In the late 1920s, the German architectural historian Bodo Ebhardt and the organist Wolfgang Auler rediscovered the almost-forgotten Charlottenburg organ, which would become an iconic instrument for the German Orgelbewegung. The Orgelbewegung, or Organ Reform Movement, of the early 20th century was rooted in the aesthetics of the past, and called for a return to classical ‘purity’, rejecting what were seen as the excesses of romantic instruments. Some scholars and performers insisted that German organs should be restored to their original conception. The Charlottenburg organ, essentially in original condition and the subject of historically-sensitive restoration work in 1931, was a perfect centerpiece for this movement. Many scholars and performers, such as Fritz Heitmann and Walter Kaufmann, praised the organ in terms of its historical accuracy and character. Despite best efforts to protect this organ from the turmoil of World War II, bombs from Allied Troops ultimately destroyed the instrument in 1943.

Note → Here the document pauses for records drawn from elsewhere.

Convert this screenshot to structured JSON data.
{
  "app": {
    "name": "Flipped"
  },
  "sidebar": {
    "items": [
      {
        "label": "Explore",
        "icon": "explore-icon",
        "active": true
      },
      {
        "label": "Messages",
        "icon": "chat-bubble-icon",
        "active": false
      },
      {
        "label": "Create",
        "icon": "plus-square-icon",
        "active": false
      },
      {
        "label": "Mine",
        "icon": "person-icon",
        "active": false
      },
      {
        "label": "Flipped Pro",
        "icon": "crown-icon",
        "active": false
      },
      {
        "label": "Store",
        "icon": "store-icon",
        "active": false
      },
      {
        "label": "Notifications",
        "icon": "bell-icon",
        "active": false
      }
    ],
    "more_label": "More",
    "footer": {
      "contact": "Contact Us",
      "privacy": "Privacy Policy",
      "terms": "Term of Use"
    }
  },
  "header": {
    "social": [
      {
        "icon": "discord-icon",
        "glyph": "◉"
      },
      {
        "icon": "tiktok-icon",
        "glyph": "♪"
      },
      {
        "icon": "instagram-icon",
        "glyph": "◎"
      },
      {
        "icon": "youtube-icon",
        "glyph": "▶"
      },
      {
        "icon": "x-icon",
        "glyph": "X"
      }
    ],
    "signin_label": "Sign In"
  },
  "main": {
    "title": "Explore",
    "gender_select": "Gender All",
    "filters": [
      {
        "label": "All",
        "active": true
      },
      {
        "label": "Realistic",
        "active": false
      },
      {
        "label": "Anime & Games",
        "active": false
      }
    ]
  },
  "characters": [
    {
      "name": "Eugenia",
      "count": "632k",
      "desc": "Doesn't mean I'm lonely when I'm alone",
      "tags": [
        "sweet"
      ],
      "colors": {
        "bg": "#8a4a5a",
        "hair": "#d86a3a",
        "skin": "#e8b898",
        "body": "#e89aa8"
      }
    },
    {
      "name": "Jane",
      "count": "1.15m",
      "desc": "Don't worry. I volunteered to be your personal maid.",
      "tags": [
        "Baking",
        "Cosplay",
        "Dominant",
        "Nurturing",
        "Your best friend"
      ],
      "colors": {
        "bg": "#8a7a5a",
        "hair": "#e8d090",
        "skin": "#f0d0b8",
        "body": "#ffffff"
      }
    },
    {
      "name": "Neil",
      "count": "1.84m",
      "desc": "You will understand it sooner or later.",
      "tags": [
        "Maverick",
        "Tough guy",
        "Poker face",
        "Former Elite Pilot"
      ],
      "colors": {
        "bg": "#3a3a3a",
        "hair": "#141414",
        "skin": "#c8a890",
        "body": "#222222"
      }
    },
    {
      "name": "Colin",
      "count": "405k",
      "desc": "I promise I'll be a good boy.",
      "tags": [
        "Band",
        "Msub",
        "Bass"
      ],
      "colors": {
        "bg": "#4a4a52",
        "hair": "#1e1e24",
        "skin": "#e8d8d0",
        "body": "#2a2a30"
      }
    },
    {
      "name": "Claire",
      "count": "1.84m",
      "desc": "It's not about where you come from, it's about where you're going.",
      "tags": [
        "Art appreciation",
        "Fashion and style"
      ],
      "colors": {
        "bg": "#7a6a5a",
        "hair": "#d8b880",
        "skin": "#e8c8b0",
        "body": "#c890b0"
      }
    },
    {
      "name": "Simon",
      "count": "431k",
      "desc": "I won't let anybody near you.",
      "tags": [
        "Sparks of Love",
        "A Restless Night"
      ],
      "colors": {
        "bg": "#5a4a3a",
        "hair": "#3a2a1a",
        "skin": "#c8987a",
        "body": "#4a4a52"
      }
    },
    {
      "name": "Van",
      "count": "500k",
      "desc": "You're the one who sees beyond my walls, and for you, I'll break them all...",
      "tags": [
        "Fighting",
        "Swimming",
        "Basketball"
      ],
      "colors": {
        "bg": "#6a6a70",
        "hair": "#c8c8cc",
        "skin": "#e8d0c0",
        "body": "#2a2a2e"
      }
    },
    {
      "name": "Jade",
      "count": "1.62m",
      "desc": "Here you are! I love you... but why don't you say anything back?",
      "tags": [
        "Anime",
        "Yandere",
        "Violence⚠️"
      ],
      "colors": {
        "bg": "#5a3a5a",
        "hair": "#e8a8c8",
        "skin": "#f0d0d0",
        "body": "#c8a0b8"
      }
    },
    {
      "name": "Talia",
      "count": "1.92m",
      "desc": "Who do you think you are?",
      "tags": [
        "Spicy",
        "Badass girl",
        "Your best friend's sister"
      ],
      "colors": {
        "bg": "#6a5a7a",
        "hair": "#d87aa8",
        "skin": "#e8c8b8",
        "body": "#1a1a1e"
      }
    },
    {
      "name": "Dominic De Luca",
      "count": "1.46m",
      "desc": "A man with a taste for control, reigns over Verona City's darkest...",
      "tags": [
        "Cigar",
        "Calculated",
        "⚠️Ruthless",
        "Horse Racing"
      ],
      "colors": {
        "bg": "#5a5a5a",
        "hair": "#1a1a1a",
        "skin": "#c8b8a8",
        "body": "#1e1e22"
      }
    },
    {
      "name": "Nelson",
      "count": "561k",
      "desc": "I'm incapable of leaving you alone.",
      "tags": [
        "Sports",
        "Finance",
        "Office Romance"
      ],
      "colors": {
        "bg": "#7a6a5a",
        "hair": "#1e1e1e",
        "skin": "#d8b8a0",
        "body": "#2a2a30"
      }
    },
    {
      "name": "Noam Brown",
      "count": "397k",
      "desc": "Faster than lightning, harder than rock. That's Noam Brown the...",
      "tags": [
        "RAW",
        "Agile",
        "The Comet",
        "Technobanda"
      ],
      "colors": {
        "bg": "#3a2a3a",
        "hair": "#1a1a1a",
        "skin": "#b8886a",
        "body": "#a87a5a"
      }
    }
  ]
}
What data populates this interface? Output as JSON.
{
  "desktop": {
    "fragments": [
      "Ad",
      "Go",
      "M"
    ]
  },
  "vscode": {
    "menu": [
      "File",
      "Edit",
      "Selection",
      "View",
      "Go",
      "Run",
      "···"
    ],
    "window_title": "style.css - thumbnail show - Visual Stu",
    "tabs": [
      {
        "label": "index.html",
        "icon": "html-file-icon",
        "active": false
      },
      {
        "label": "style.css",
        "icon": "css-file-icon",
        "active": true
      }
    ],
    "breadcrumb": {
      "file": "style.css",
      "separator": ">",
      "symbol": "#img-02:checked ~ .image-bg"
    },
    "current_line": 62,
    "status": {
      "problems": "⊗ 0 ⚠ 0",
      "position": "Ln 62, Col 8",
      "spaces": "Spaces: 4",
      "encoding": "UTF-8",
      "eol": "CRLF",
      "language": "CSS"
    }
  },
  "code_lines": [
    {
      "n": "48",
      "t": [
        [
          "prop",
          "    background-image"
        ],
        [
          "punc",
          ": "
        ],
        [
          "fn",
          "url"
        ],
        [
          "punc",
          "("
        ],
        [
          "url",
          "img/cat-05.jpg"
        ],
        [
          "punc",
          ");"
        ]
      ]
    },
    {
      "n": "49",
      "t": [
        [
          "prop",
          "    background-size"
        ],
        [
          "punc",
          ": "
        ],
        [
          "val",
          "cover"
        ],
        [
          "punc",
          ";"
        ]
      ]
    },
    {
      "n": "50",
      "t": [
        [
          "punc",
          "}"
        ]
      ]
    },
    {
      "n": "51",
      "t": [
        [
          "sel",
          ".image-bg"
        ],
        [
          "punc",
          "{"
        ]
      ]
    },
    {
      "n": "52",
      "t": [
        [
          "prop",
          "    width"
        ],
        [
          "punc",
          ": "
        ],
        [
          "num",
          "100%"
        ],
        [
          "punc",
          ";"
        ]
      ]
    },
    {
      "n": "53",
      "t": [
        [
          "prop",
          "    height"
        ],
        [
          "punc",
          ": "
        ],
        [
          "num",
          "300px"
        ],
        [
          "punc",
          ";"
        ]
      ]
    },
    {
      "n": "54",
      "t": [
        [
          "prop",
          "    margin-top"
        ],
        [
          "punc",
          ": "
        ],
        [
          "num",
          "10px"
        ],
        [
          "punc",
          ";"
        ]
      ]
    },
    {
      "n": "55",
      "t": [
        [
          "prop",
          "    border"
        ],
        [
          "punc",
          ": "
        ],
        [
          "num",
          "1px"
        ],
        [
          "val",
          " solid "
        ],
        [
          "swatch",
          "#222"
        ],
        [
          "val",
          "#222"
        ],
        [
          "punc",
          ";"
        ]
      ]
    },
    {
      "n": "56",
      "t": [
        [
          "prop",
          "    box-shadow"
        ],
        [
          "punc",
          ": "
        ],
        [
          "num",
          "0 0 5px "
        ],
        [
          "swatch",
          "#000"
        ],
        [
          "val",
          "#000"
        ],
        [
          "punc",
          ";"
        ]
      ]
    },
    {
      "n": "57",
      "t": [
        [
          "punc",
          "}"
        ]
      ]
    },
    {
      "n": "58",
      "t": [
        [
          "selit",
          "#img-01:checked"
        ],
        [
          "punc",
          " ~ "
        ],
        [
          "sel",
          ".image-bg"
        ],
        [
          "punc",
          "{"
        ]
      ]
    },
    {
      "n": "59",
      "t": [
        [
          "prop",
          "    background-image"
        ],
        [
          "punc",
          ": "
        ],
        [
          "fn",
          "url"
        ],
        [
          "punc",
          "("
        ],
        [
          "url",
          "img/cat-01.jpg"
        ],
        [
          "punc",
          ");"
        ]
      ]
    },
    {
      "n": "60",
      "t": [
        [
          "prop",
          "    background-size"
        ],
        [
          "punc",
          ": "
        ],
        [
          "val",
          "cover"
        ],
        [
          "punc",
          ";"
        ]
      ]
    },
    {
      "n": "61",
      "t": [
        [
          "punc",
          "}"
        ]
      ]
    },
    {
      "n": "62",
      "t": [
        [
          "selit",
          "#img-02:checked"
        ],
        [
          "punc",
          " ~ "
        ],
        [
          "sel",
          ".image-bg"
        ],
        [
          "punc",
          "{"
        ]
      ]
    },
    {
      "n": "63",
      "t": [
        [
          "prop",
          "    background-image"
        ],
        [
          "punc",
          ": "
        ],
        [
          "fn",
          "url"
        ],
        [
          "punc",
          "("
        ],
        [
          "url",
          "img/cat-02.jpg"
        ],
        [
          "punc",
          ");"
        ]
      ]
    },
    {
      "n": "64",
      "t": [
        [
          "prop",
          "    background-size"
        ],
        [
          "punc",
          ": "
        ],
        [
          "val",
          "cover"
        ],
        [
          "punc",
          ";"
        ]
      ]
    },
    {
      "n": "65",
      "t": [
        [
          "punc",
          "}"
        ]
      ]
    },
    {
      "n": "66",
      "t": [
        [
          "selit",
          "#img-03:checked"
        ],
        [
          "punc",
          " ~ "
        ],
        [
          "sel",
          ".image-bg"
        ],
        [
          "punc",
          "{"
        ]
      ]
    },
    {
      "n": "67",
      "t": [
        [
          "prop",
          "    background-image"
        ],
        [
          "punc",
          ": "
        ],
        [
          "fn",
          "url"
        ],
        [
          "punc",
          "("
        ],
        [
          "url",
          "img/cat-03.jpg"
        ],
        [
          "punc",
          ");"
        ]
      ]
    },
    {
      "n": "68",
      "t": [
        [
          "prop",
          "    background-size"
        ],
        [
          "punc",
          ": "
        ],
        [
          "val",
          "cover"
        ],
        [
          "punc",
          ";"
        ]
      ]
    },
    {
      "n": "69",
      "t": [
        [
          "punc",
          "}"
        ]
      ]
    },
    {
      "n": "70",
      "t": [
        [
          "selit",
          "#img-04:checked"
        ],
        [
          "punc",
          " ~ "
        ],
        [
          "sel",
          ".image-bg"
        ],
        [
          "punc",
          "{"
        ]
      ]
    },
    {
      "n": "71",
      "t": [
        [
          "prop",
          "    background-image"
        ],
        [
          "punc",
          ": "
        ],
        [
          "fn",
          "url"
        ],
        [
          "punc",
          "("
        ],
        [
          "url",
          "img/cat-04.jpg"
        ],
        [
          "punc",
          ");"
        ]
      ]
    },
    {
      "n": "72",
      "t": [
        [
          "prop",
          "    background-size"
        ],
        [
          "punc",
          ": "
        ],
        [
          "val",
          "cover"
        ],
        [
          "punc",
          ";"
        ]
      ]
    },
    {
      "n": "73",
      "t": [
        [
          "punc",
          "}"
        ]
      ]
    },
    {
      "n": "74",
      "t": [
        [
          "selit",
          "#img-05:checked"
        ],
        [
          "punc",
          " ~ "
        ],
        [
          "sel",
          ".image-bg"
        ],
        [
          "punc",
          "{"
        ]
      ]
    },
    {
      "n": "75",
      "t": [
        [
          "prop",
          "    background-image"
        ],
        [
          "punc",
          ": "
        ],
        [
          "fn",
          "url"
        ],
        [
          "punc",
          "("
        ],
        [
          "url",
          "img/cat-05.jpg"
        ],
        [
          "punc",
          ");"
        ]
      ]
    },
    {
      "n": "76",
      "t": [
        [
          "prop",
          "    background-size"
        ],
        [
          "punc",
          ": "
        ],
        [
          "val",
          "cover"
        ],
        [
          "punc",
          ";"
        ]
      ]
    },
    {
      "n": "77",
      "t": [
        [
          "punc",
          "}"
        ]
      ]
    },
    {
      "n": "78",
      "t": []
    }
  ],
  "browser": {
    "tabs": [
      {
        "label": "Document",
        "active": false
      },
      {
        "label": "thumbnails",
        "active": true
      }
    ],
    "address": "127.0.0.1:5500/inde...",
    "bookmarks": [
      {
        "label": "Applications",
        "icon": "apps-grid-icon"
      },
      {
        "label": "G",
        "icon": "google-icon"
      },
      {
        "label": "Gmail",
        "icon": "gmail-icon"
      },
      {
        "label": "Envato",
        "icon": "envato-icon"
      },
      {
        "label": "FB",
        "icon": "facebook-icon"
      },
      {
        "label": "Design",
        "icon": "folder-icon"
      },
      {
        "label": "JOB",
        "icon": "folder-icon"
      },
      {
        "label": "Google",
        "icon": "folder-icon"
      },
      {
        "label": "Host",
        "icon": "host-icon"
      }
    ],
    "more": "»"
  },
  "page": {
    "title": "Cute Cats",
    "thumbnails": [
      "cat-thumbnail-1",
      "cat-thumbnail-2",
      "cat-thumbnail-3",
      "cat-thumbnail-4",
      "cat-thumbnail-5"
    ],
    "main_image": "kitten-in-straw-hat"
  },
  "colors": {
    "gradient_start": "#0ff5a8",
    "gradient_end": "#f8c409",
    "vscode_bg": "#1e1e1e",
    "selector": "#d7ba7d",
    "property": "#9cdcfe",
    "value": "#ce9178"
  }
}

As a result of the postwar reconstruction, efforts to rebuild the Schloss Charlottenburg and the Charlottenburg organ started in 1965. Karl Schuke, the organ builder who cared for the organ in 1936, was asked to build a reconstruction of the organ for the Schloss. Schuke had recorded information about pipe scaling, and had taken photographs of the organ’s interior and exterior before the war; but although Schuke insisted that he had followed the original organ’s design closely, Wolfgang Auler found that its modern pedal board and pipe placement detracted from its authenticity. The concept of authenticity led to debates within the organ community about how authenticity should be integrated into organ building and reconstruction, with many organ builders today in Europe and the United States basing their work carefully on historical models that inspire their new instruments. At the forefront of these is the organ builder Munetaka Yokota, leader of the project to design and build the Cornell Baroque Organ, whose work is less a matter of exact historical reconstruction than the meticulous creation of organs specific to a particular historical context.

With this history in mind, creators of the Anabel Taylor organ are careful not to claim to have reconstructed the Charlottenburg organ. At the very least, the organ case for the Anabel Taylor instrument is quite different from that in Charlottenburg: in the castle chapel, architectural constraints led to an unusually crammed layout for the organ which it made no sense to replicate in Anabel Taylor Chapel. As a result, the case was modeled on Schnitger’s contemporaneous organ at Clausthal-Zellerfeld. In an interview with Annette Richards, Matthew Hall, a graduate Musicology student at Cornell, states that in creating the Anabel Taylor Baroque Organ “our minds have access in a particular way to knowledge about the past: therefore if we direct our hands to build and thereafter play an organ in sympathy with what we know about the past, then we are able, at least in part, to translate abstract knowledge into concrete, material experiences.” In his statement, Hall so eloquently affirms the important notions that collaborators at Cornell University and the Gothenburg Organ Art Center thought necessary when building an organ with both historical and material meaning. Most but not all of the plans are based on the Charlottenburg organ, but this organ still maintains the integrity to art that Arp Schnitger practiced when building his instruments. Annette Richards, in an article written about its conception, mentions that this organ was a “fantasy reconstruction” meant to be appealing not just for the present, but for the future as well. When listening to this organ, one should expect to hear an organ that in the right time period could have been built by Arp Schnitger, not a reconstruction of the Charlottenburg organ.

– Hannah Krall